Updated: December 24, 2012 7:15AM
Here’s what the CTA didn’t need to do.
It didn’t need to call its proposed fare hikes “modest reductions in discounts.”
It didn’t need to pretend its proposed 2013 budget will guarantee no fare hikes in the next three to four years.
In short, it didn’t need to oversell a budget that closes a $165 million gap.
That’s because the agency’s $1.39 billion spending blueprint can be defended on its face. In explaining its revenue and spending plans for the next year, which were released Tuesday, the CTA should have simply stuck to the facts.
Here’s what those facts show: The agency deserves credit for holding the line on base fares, trimming management and labor costs, avoiding stopgap financial shenanigans and putting the CTA on a more solid financial footing.
It also deserves credit for continuing the policy, begun with last year’s budget, of resisting the temptation to dip into capital funds to pay operating expenses. Instead, local, state and federal money will be channeled toward more than $2 billion in modernization projects — admittedly a drop in the bucket for such a sprawling transit network, but progress.
It all adds up to a plan we think most Chicagoans will support.
No one, especially someone on a very tight budget, likes to see fares on multi-day passes go up. But as CTA President Forrest Claypool points out, the people who are most sensitive to fare hikes are also the ones most dependent on the rides the CTA provides. That’s why the agency sought to avoid service cuts while keeping basic fares unchanged.
Instead, fares will go up on one-day, three-day, seven-day and 30-day passes, some of which CTA officials believe are more likely to be used by visitors to Chicago. That’s the same rationale for a $5 fee that will be imposed for Blue Line rides originating at O’Hare Airport.
Compared with passes in comparable cities, the CTA’s discount multi-day passes are underpriced, partly because they didn’t go up during two of the agency’s last three fare hikes. In fact, the 30-day pass is cheaper now than it was in 1995.
Public transit systems across the country have been struggling as state and federal funding has dried up. Rather than embark on a hopeless quest for dollars from Springfield or Washington, the CTA devised a budget that roughly relies one-third on administrative savings, one-third on labor savings and one-third on higher fare revenues. That seems fair.
The tone at the CTA also has changed.
Last year at this time, as labor contracts were expiring, Claypool was complaining about high worker absenteeism, contracts that essentially provided pay for no work, an excessive number of vacation days and inefficient work rules that sometimes called for three workers to do a task that could be done by one.
But this year, that’s changed. After months of sometimes difficult negotiations, Claypool now sees the unions as a partner. Tentative new contracts call for $60 million in negotiated savings in labor costs, largely through slowing the rate of growth in health care spending, but also through work-rule changes.
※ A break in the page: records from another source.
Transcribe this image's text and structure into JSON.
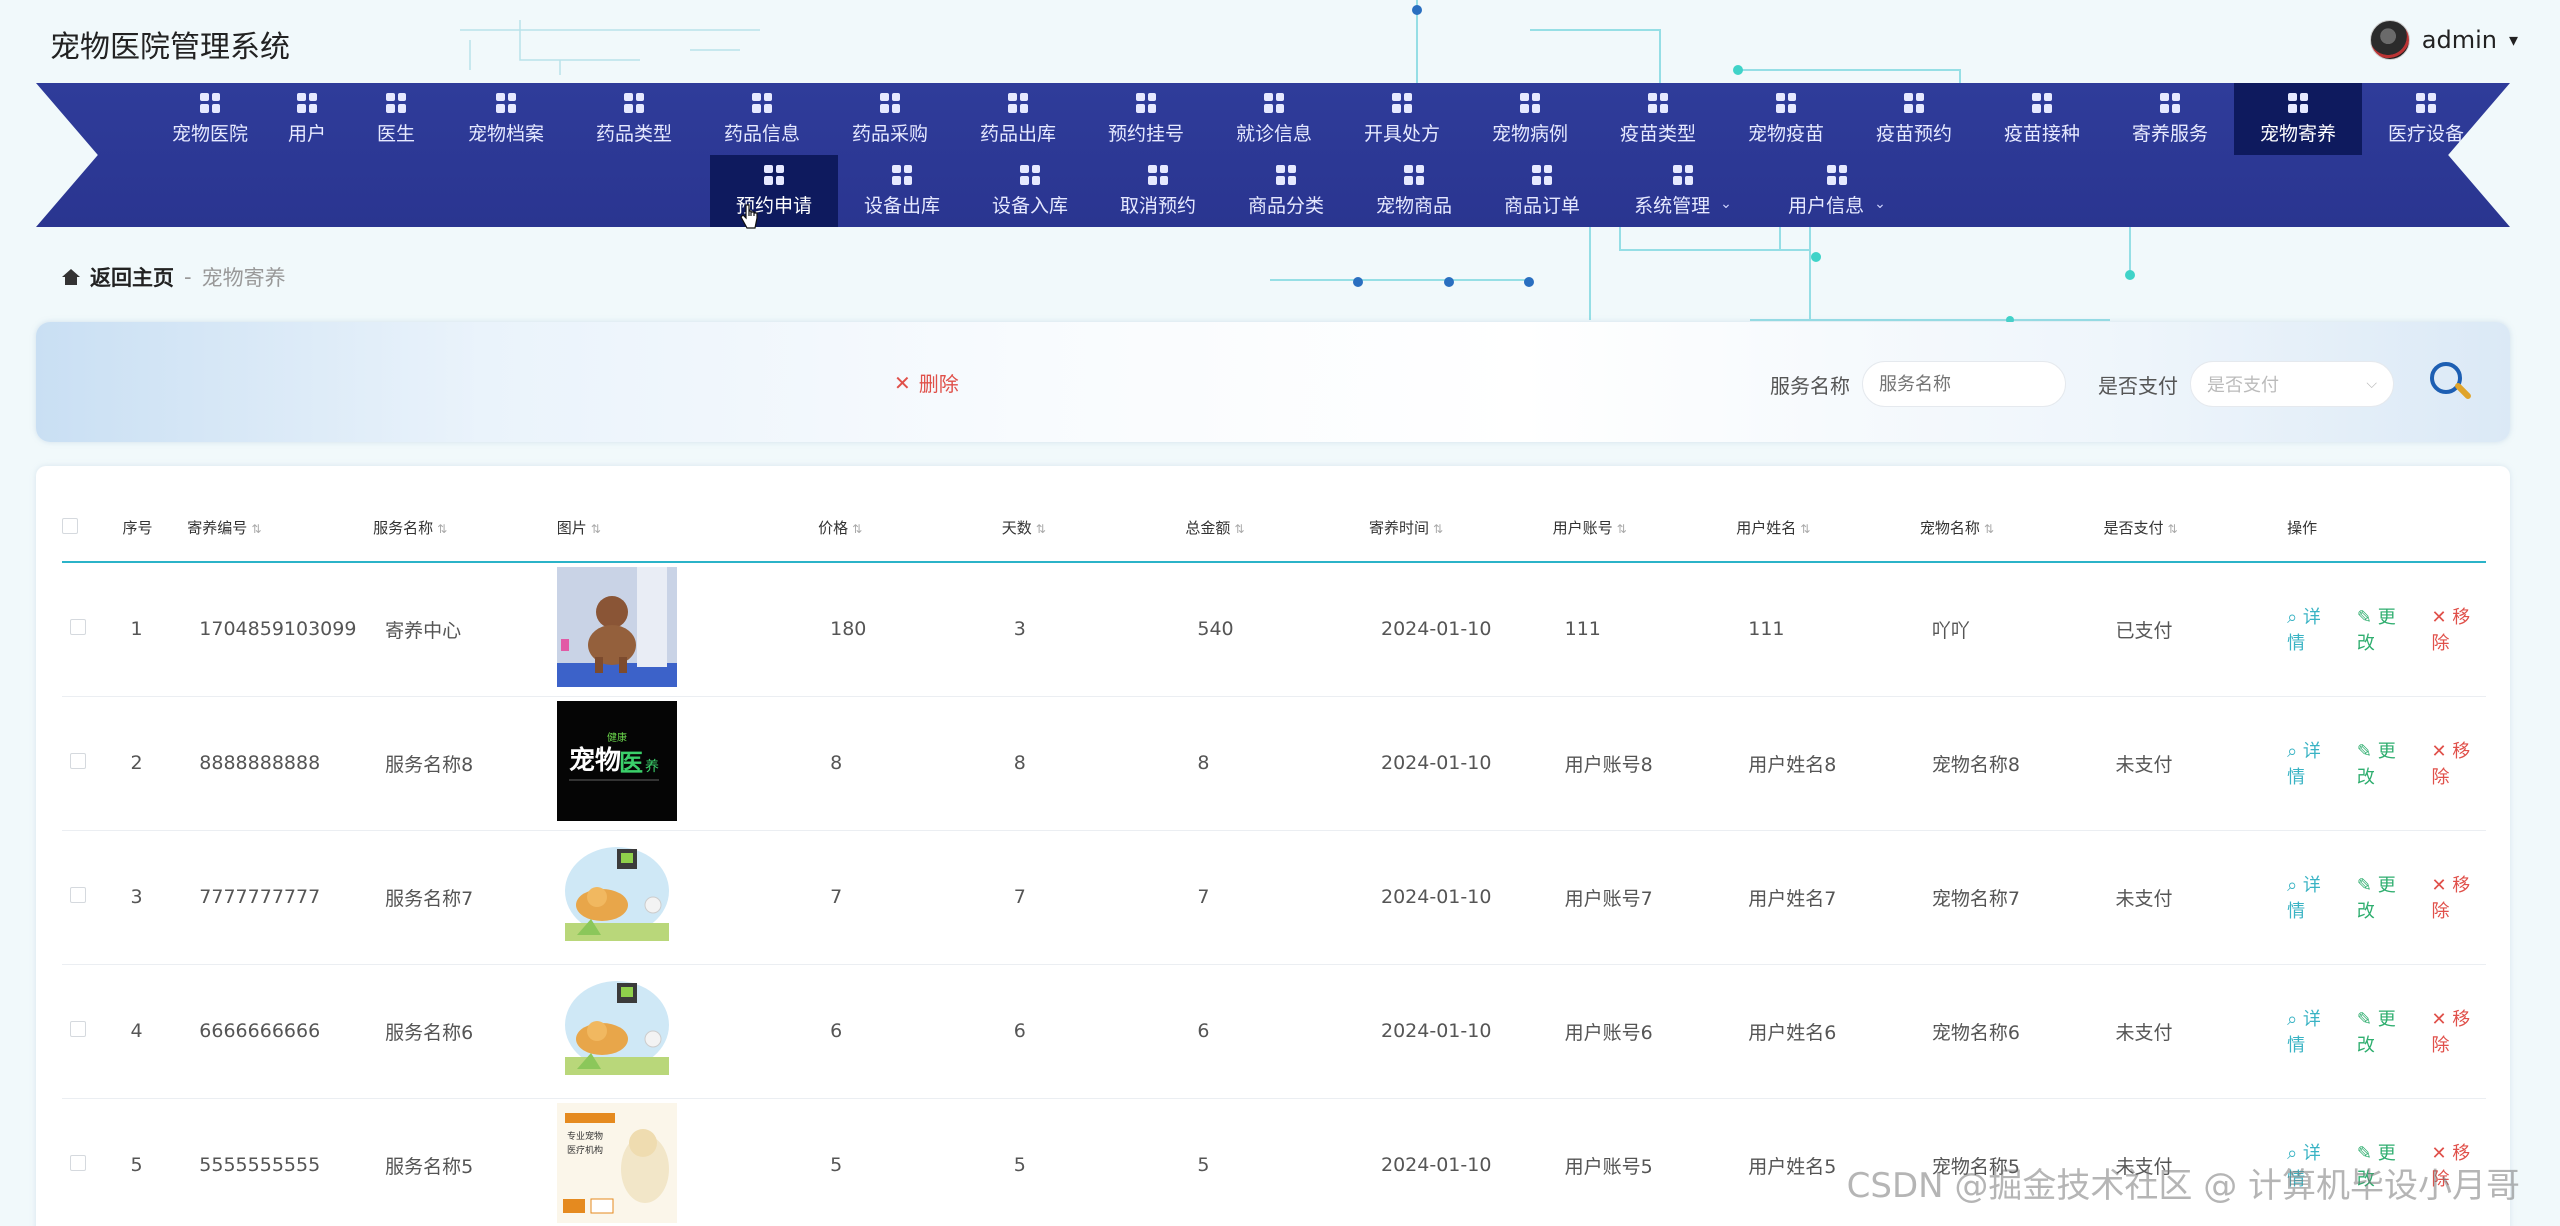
{
  "app": {
    "title": "宠物医院管理系统"
  },
  "user": {
    "name": "admin"
  },
  "nav": {
    "row1": [
      {
        "label": "宠物医院"
      },
      {
        "label": "用户"
      },
      {
        "label": "医生"
      },
      {
        "label": "宠物档案"
      },
      {
        "label": "药品类型"
      },
      {
        "label": "药品信息"
      },
      {
        "label": "药品采购"
      },
      {
        "label": "药品出库"
      },
      {
        "label": "预约挂号"
      },
      {
        "label": "就诊信息"
      },
      {
        "label": "开具处方"
      },
      {
        "label": "宠物病例"
      },
      {
        "label": "疫苗类型"
      },
      {
        "label": "宠物疫苗"
      },
      {
        "label": "疫苗预约"
      },
      {
        "label": "疫苗接种"
      },
      {
        "label": "寄养服务"
      },
      {
        "label": "宠物寄养"
      },
      {
        "label": "医疗设备"
      }
    ],
    "row2": [
      {
        "label": "预约申请"
      },
      {
        "label": "设备出库"
      },
      {
        "label": "设备入库"
      },
      {
        "label": "取消预约"
      },
      {
        "label": "商品分类"
      },
      {
        "label": "宠物商品"
      },
      {
        "label": "商品订单"
      },
      {
        "label": "系统管理"
      },
      {
        "label": "用户信息"
      }
    ]
  },
  "breadcrumb": {
    "home": "返回主页",
    "sep": "-",
    "current": "宠物寄养"
  },
  "toolbar": {
    "delete_label": "删除"
  },
  "search": {
    "service_label": "服务名称",
    "service_placeholder": "服务名称",
    "paid_label": "是否支付",
    "paid_placeholder": "是否支付"
  },
  "table": {
    "headers": [
      "序号",
      "寄养编号",
      "服务名称",
      "图片",
      "价格",
      "天数",
      "总金额",
      "寄养时间",
      "用户账号",
      "用户姓名",
      "宠物名称",
      "是否支付",
      "操作"
    ],
    "ops": {
      "detail": "详情",
      "edit": "更改",
      "remove": "移除"
    },
    "rows": [
      {
        "idx": "1",
        "code": "1704859103099",
        "service": "寄养中心",
        "price": "180",
        "days": "3",
        "total": "540",
        "date": "2024-01-10",
        "account": "111",
        "username": "111",
        "pet": "吖吖",
        "paid": "已支付"
      },
      {
        "idx": "2",
        "code": "8888888888",
        "service": "服务名称8",
        "price": "8",
        "days": "8",
        "total": "8",
        "date": "2024-01-10",
        "account": "用户账号8",
        "username": "用户姓名8",
        "pet": "宠物名称8",
        "paid": "未支付"
      },
      {
        "idx": "3",
        "code": "7777777777",
        "service": "服务名称7",
        "price": "7",
        "days": "7",
        "total": "7",
        "date": "2024-01-10",
        "account": "用户账号7",
        "username": "用户姓名7",
        "pet": "宠物名称7",
        "paid": "未支付"
      },
      {
        "idx": "4",
        "code": "6666666666",
        "service": "服务名称6",
        "price": "6",
        "days": "6",
        "total": "6",
        "date": "2024-01-10",
        "account": "用户账号6",
        "username": "用户姓名6",
        "pet": "宠物名称6",
        "paid": "未支付"
      },
      {
        "idx": "5",
        "code": "5555555555",
        "service": "服务名称5",
        "price": "5",
        "days": "5",
        "total": "5",
        "date": "2024-01-10",
        "account": "用户账号5",
        "username": "用户姓名5",
        "pet": "宠物名称5",
        "paid": "未支付"
      }
    ]
  },
  "watermark": "CSDN @掘金技术社区 @ 计算机毕设小月哥",
  "colors": {
    "nav": "#2f3c9a",
    "nav_active": "#0e1a5e",
    "accent": "#2bb3c8",
    "danger": "#e0504a",
    "success": "#2fae6f"
  }
}
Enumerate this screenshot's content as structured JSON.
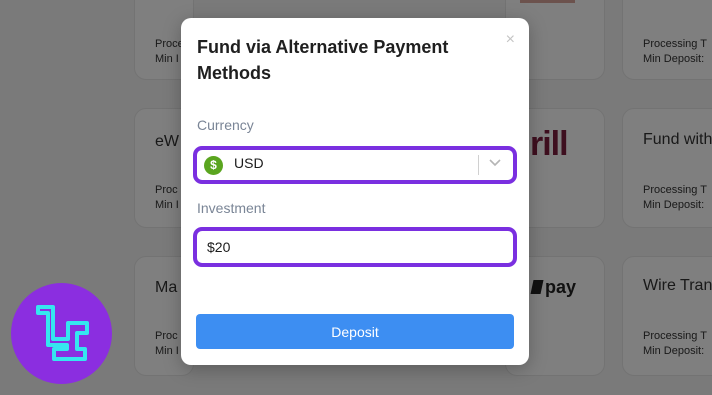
{
  "background": {
    "cards": [
      {
        "name": "",
        "processing": "Processing T",
        "min_deposit": "Min I"
      },
      {
        "name": "eW",
        "processing": "Proc",
        "min_deposit": "Min I"
      },
      {
        "name": "Ma",
        "processing": "Proc",
        "min_deposit": "Min I"
      },
      {
        "name": "",
        "processing": "Processing T",
        "min_deposit": "Min Deposit:"
      },
      {
        "name": "Fund with",
        "processing": "Processing T",
        "min_deposit": "Min Deposit:"
      },
      {
        "name": "Wire Trans",
        "processing": "Processing T",
        "min_deposit": "Min Deposit:"
      }
    ],
    "logos": {
      "skrill_fragment": "rill",
      "pay_fragment": "pay"
    }
  },
  "modal": {
    "title": "Fund via Alternative Payment Methods",
    "currency_label": "Currency",
    "currency_value": "USD",
    "currency_icon": "dollar-coin-icon",
    "currency_symbol": "$",
    "investment_label": "Investment",
    "investment_value": "$20",
    "deposit_label": "Deposit",
    "close_symbol": "×"
  },
  "colors": {
    "accent_border": "#7a2fe0",
    "primary_button": "#3d8ef2",
    "coin_green": "#5aa51f",
    "logo_purple": "#8b2ee0",
    "logo_cyan": "#35e6f0"
  }
}
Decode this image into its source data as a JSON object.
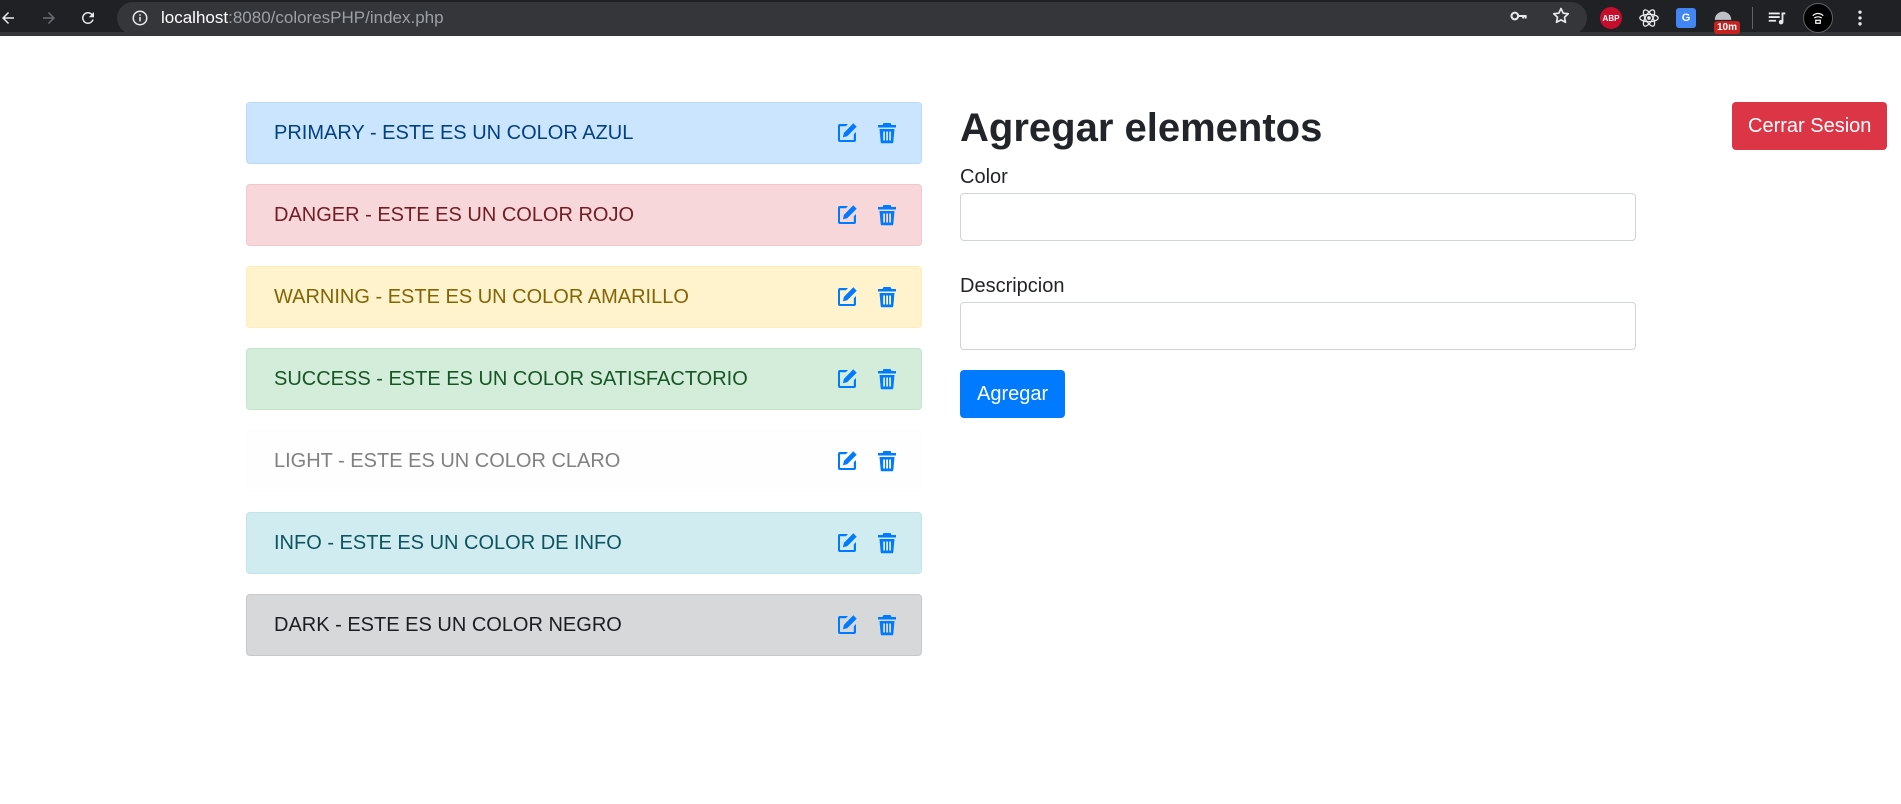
{
  "browser": {
    "url_host": "localhost",
    "url_rest": ":8080/coloresPHP/index.php",
    "extensions": {
      "abp_label": "ABP",
      "translate_label": "G",
      "timer_badge": "10m"
    }
  },
  "colors": {
    "primary": {
      "bg": "#cce5ff",
      "border": "#b8daff",
      "text": "#004085"
    },
    "danger": {
      "bg": "#f8d7da",
      "border": "#f5c6cb",
      "text": "#721c24"
    },
    "warning": {
      "bg": "#fff3cd",
      "border": "#ffeeba",
      "text": "#856404"
    },
    "success": {
      "bg": "#d4edda",
      "border": "#c3e6cb",
      "text": "#155724"
    },
    "light": {
      "bg": "#fefefe",
      "border": "#fdfdfe",
      "text": "#818182"
    },
    "info": {
      "bg": "#d1ecf1",
      "border": "#bee5eb",
      "text": "#0c5460"
    },
    "dark": {
      "bg": "#d6d8d9",
      "border": "#c6c8ca",
      "text": "#1b1e21"
    },
    "accent": "#007bff"
  },
  "items": [
    {
      "type": "primary",
      "text": "PRIMARY - ESTE ES UN COLOR AZUL"
    },
    {
      "type": "danger",
      "text": "DANGER - ESTE ES UN COLOR ROJO"
    },
    {
      "type": "warning",
      "text": "WARNING - ESTE ES UN COLOR AMARILLO"
    },
    {
      "type": "success",
      "text": "SUCCESS - ESTE ES UN COLOR SATISFACTORIO"
    },
    {
      "type": "light",
      "text": "LIGHT - ESTE ES UN COLOR CLARO"
    },
    {
      "type": "info",
      "text": "INFO - ESTE ES UN COLOR DE INFO"
    },
    {
      "type": "dark",
      "text": "DARK - ESTE ES UN COLOR NEGRO"
    }
  ],
  "item_icons": {
    "edit": "edit-icon",
    "delete": "trash-icon"
  },
  "form": {
    "title": "Agregar elementos",
    "color_label": "Color",
    "color_value": "",
    "description_label": "Descripcion",
    "description_value": "",
    "submit_label": "Agregar"
  },
  "logout_label": "Cerrar Sesion"
}
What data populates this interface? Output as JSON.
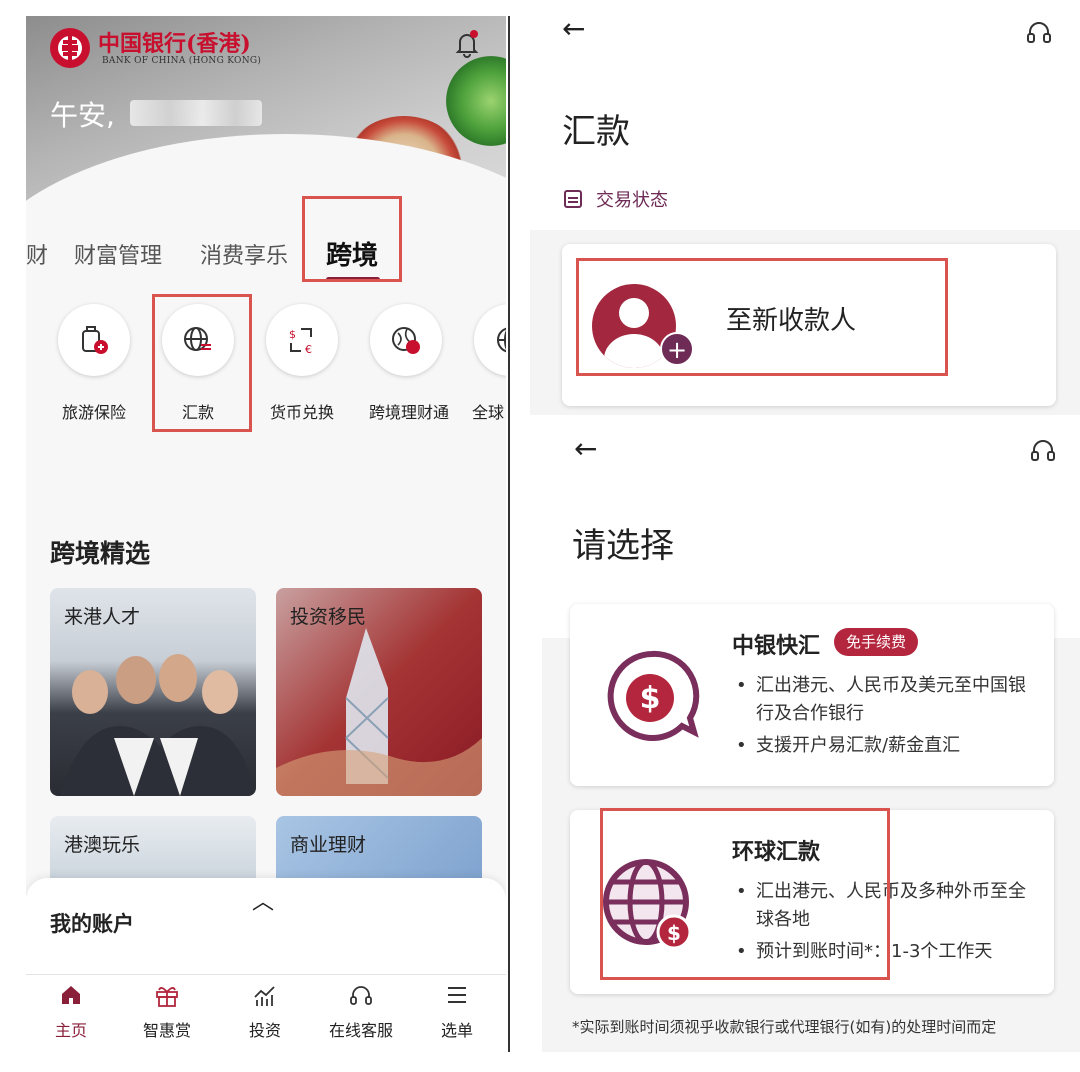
{
  "left": {
    "logo_cn": "中国银行(香港)",
    "logo_en": "BANK OF CHINA (HONG KONG)",
    "greeting": "午安,",
    "tabs": [
      "财",
      "财富管理",
      "消费享乐",
      "跨境"
    ],
    "active_tab": "跨境",
    "services": [
      {
        "label": "旅游保险",
        "icon": "luggage-icon"
      },
      {
        "label": "汇款",
        "icon": "globe-transfer-icon"
      },
      {
        "label": "货币兑换",
        "icon": "currency-exchange-icon"
      },
      {
        "label": "跨境理财通",
        "icon": "globe-money-icon"
      },
      {
        "label": "全球",
        "icon": "globe-icon"
      }
    ],
    "section_title": "跨境精选",
    "featured": [
      "来港人才",
      "投资移民",
      "港澳玩乐",
      "商业理财"
    ],
    "account_title": "我的账户",
    "nav": [
      {
        "label": "主页",
        "icon": "home-icon"
      },
      {
        "label": "智惠赏",
        "icon": "gift-icon"
      },
      {
        "label": "投资",
        "icon": "chart-icon"
      },
      {
        "label": "在线客服",
        "icon": "headset-icon"
      },
      {
        "label": "选单",
        "icon": "menu-icon"
      }
    ]
  },
  "remit": {
    "title": "汇款",
    "status_label": "交易状态",
    "new_payee": "至新收款人"
  },
  "choose": {
    "title": "请选择",
    "options": [
      {
        "title": "中银快汇",
        "badge": "免手续费",
        "bullets": [
          "汇出港元、人民币及美元至中国银行及合作银行",
          "支援开户易汇款/薪金直汇"
        ]
      },
      {
        "title": "环球汇款",
        "bullets": [
          "汇出港元、人民币及多种外币至全球各地",
          "预计到账时间*：1-3个工作天"
        ]
      }
    ],
    "footnote": "*实际到账时间须视乎收款银行或代理银行(如有)的处理时间而定"
  },
  "colors": {
    "brand": "#c8102e",
    "accent": "#8a1f3a",
    "purple": "#6d2b55",
    "highlight": "#d9534f"
  }
}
Aiming the fare increases toward visitors doesn’t necessarily bolster the city’s efforts to lure tourists, who also must pay hotel taxes, a special downtown restaurant tax and other fees. But that’s better than balancing the budget solely on the backs of people commuting to jobs.
CTA Chairman Terry Peterson says in his 22 years of public service, including six at the Chicago Housing Authority, change has never been an easy sell.
This budget won’t be an easy sell, either. But it’s one Chicago should buy into.